[Items from an interface collection]
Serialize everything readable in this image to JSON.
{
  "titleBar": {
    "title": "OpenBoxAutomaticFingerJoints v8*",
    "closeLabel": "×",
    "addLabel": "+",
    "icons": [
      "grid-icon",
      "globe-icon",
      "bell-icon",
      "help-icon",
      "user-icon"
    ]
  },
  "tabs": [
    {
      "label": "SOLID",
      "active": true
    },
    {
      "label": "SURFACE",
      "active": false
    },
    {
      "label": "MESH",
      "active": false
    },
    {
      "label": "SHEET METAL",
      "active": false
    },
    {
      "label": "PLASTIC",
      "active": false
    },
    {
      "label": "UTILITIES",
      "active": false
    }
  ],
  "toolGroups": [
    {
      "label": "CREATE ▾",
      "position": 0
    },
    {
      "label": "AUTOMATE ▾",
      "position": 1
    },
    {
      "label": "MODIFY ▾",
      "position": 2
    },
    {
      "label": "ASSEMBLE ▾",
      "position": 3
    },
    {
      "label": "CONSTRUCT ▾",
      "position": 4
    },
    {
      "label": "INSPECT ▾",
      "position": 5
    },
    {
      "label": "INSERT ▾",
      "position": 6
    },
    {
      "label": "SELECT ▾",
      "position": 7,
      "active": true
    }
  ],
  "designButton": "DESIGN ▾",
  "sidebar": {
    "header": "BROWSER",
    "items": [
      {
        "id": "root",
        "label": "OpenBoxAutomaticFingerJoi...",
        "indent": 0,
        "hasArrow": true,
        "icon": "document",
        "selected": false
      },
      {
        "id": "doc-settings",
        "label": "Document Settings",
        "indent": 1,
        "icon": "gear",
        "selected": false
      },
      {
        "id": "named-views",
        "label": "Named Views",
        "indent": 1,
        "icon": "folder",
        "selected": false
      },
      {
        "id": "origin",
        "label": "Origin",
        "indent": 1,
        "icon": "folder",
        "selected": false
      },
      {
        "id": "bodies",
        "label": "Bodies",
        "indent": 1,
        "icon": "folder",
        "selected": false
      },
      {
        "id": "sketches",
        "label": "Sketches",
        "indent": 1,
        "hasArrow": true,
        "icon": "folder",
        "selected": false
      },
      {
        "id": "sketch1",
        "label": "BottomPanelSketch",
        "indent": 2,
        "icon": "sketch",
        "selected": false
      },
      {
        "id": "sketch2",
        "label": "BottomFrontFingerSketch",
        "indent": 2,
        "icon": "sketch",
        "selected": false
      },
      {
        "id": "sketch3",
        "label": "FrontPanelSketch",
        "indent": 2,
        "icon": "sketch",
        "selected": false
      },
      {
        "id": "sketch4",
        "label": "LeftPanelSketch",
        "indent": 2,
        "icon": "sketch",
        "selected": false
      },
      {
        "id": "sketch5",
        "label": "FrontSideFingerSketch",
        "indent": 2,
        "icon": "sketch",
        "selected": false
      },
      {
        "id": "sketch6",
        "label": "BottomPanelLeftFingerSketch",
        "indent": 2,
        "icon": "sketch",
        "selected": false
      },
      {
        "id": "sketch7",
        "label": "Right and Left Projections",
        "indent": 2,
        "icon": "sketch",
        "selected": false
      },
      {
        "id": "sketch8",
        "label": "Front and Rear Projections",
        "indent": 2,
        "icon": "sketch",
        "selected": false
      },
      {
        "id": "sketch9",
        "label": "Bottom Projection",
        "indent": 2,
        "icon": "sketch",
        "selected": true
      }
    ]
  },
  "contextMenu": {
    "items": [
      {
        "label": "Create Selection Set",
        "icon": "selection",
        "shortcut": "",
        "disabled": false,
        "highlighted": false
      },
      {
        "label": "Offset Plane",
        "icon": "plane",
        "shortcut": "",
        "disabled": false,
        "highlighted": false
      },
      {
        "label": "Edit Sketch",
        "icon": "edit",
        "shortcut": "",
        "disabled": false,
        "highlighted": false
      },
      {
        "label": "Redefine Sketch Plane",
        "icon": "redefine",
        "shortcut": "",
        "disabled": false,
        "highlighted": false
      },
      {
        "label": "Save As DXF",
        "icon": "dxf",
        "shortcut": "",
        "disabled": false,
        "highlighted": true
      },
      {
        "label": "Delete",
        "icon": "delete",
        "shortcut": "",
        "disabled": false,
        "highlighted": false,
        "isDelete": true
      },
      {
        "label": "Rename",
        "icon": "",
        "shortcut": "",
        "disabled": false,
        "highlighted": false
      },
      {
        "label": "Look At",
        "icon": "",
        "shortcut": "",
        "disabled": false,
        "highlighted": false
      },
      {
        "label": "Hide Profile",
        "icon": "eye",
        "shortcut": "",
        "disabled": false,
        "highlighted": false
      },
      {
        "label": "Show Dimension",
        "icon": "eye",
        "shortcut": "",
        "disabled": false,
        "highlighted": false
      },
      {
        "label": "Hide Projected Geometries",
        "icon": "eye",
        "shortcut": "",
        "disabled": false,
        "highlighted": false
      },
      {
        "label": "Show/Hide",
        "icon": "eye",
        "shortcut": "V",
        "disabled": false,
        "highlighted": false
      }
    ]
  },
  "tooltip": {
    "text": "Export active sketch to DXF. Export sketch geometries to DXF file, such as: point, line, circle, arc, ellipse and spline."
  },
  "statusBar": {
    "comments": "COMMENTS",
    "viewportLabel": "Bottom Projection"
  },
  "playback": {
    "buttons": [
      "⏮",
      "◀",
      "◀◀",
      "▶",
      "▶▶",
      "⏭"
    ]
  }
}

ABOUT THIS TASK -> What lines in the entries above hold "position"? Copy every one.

ANSWER AREA ->
      "position": 0
      "position": 1
      "position": 2
      "position": 3
      "position": 4
      "position": 5
      "position": 6
      "position": 7,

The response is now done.